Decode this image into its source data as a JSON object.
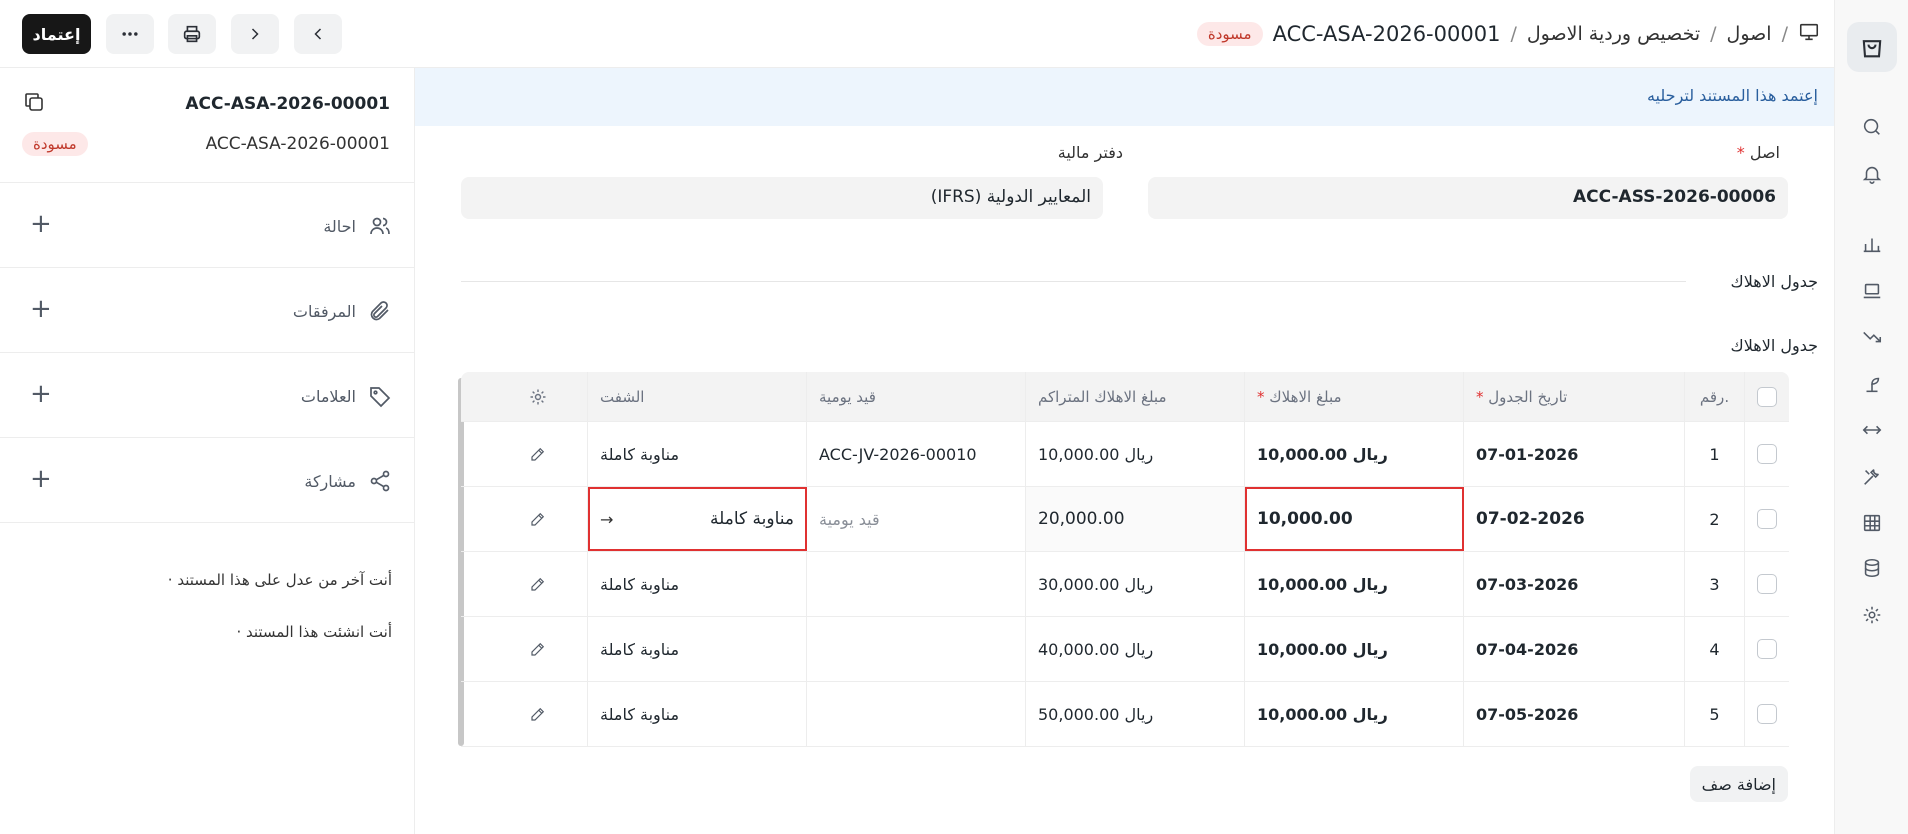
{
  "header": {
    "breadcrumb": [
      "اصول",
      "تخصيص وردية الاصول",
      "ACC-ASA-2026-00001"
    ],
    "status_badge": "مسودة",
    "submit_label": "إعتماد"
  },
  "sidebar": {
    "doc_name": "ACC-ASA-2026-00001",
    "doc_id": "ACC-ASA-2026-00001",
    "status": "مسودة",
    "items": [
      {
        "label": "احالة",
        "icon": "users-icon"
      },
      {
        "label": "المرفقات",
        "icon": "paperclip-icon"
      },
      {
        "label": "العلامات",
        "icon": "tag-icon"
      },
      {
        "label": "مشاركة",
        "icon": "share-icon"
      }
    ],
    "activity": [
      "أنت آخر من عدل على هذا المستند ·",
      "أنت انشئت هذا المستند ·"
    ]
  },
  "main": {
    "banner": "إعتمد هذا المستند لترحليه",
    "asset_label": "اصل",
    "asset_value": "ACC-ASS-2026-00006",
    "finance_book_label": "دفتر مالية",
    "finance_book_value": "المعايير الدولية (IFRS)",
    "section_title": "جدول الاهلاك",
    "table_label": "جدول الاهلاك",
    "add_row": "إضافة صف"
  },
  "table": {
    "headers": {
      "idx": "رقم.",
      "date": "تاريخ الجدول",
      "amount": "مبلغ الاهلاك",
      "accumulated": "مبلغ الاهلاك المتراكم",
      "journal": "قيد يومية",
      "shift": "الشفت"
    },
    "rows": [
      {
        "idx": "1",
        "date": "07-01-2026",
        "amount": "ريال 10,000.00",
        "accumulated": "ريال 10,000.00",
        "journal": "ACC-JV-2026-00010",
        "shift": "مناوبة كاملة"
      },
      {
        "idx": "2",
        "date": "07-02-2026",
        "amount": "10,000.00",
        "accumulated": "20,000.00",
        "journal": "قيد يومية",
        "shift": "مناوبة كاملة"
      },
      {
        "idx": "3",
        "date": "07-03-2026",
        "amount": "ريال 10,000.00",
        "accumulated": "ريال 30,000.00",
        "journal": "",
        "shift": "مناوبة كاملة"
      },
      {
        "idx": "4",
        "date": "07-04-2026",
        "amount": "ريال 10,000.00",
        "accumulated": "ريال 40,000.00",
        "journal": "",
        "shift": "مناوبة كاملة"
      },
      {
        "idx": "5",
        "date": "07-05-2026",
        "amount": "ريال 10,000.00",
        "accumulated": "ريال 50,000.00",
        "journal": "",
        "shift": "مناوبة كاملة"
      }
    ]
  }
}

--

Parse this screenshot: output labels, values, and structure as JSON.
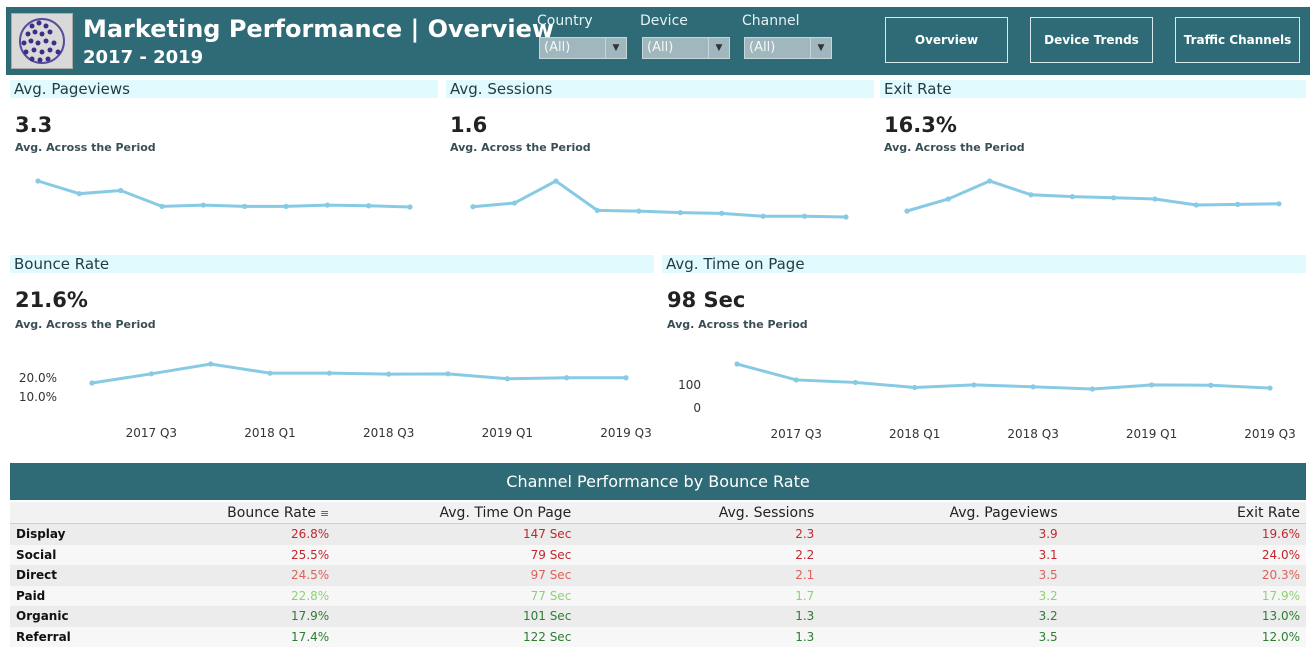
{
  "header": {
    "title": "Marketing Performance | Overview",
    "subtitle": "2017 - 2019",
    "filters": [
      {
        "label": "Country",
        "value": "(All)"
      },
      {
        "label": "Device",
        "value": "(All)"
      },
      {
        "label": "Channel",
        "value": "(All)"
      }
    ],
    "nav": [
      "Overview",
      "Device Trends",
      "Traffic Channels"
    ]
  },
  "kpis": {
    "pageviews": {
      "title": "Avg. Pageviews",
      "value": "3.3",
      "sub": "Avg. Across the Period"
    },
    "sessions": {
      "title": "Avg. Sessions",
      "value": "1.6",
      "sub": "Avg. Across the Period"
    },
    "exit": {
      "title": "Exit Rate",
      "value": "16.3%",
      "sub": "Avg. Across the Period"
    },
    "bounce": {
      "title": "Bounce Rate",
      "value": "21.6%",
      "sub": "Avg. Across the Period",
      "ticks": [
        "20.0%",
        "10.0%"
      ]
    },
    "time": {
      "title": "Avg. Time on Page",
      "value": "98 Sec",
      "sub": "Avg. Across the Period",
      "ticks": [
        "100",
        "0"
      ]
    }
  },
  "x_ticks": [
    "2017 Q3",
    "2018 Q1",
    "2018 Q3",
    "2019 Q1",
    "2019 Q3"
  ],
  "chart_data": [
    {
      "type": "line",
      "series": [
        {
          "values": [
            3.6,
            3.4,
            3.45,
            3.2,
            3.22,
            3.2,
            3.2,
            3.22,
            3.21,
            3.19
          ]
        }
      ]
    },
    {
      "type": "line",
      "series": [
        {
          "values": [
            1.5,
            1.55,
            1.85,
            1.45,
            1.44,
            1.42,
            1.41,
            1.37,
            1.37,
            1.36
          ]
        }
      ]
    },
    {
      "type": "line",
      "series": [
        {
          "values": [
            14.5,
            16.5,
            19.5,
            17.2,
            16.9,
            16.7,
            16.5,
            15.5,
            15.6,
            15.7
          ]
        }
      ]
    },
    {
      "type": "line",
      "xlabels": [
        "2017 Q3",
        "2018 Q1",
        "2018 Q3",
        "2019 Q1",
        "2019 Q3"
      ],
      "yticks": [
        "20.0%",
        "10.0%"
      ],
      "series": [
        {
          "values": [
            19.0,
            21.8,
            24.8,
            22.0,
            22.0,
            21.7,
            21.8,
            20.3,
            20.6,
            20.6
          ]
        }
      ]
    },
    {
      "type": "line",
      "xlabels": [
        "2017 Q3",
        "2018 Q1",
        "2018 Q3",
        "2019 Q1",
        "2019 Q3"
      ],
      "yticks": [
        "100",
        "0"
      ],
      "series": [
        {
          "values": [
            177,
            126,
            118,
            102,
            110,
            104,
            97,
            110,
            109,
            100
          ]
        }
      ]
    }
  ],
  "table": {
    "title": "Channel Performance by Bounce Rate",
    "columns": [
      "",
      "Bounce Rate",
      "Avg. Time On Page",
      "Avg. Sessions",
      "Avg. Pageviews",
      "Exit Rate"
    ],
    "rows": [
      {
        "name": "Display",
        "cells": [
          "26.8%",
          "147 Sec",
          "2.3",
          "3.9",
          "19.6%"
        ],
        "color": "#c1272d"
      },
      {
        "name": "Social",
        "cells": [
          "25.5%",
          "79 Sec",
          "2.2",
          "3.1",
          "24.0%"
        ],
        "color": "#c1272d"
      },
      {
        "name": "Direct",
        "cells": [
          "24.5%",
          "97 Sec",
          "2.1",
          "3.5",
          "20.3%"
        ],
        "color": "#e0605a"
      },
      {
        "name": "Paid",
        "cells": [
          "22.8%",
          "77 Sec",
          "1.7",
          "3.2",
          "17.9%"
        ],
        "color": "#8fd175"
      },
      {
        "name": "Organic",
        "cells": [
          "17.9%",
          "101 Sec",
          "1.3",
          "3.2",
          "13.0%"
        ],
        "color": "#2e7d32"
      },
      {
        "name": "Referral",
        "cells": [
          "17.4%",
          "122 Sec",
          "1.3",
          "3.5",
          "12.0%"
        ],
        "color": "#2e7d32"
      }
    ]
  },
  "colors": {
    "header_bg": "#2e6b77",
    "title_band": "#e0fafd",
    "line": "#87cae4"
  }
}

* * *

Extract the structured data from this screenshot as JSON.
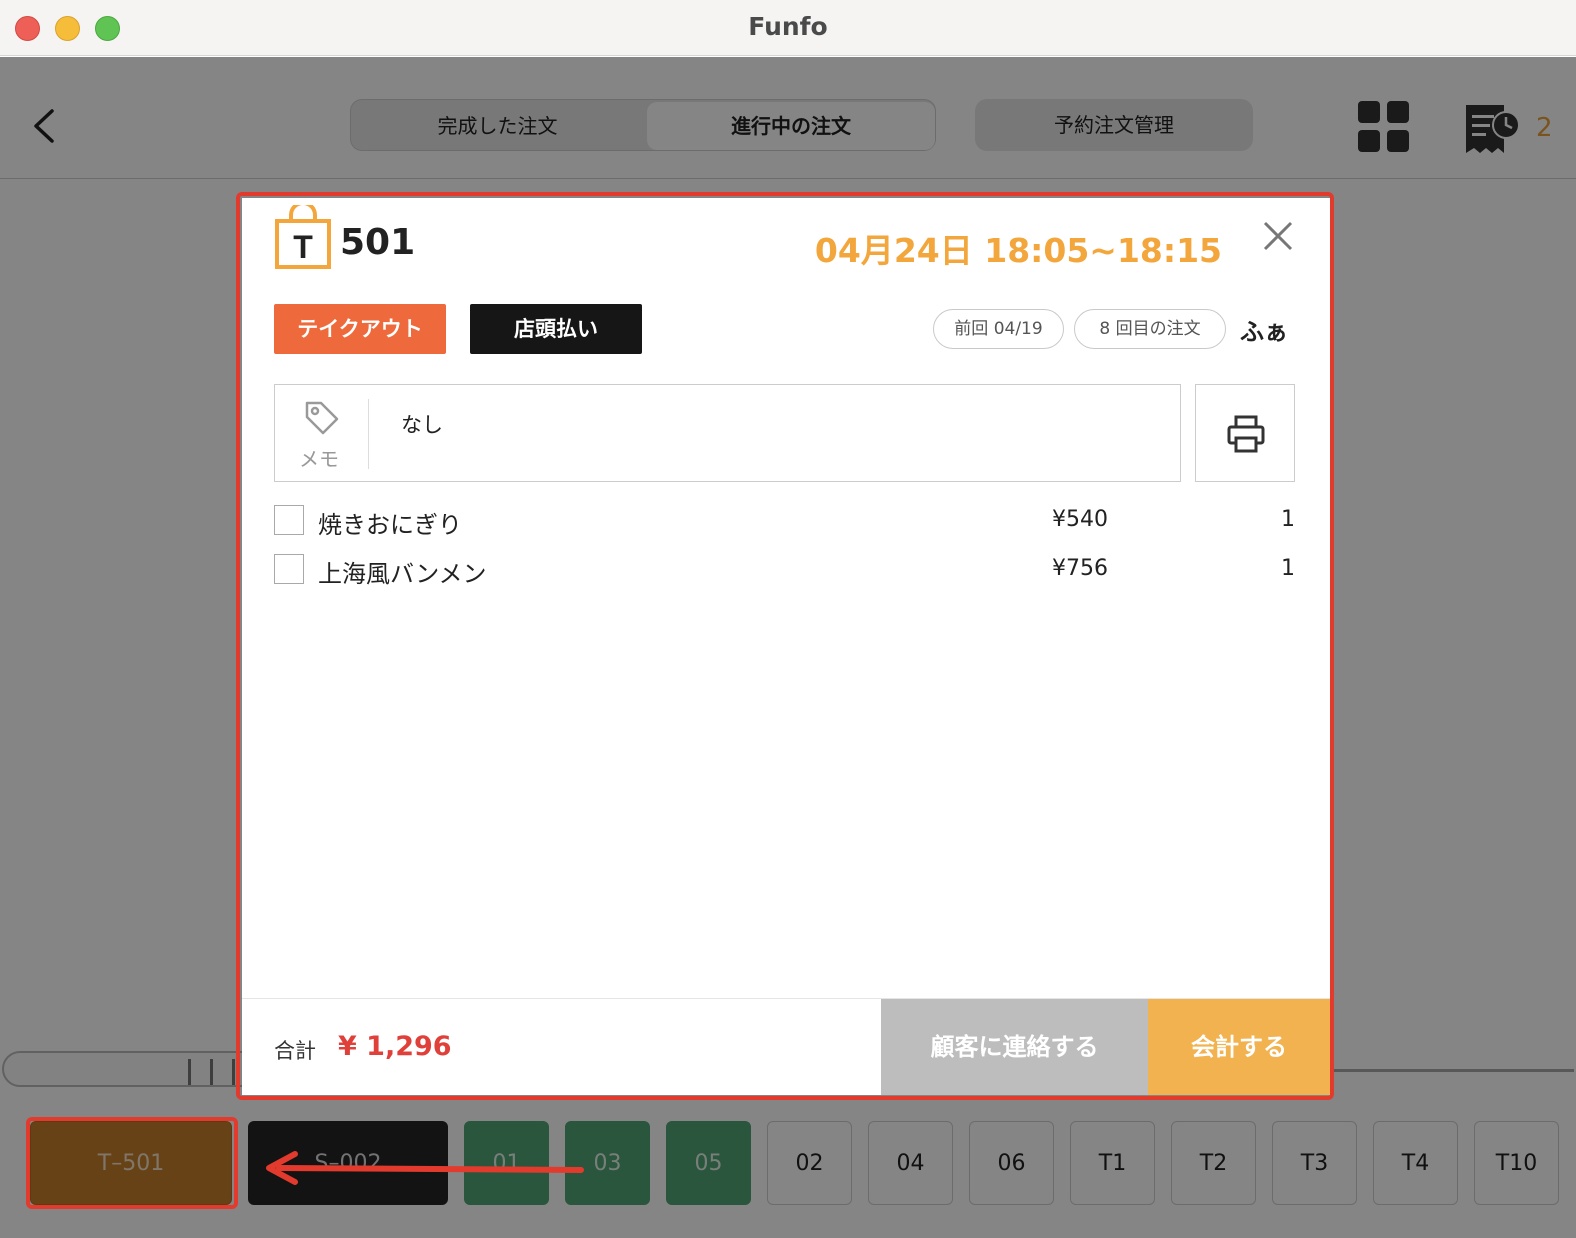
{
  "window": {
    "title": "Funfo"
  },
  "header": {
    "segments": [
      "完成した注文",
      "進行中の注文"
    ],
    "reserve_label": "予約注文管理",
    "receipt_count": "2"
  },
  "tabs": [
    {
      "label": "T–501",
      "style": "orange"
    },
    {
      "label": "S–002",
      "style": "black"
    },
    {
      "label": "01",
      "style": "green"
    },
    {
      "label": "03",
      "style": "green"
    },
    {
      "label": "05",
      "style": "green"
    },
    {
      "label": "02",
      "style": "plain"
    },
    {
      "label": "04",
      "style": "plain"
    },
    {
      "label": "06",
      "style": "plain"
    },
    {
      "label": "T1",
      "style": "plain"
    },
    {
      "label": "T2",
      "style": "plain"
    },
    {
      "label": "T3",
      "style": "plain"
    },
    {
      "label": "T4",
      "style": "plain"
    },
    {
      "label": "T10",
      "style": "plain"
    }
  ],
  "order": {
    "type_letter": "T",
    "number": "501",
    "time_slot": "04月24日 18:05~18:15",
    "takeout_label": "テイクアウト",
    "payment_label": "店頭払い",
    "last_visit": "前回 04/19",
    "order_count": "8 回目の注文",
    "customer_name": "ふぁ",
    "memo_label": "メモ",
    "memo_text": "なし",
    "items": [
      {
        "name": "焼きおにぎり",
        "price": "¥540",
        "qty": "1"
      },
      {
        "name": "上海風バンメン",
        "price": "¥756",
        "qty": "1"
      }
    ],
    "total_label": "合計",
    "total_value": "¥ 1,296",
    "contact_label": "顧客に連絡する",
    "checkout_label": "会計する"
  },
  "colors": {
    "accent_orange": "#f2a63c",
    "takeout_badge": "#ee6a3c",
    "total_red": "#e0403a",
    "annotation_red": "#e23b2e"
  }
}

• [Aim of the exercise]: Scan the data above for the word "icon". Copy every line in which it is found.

• [Answer space]:
        "icon": "users-icon"
        "icon": "paperclip-icon"
        "icon": "tag-icon"
        "icon": "share-icon"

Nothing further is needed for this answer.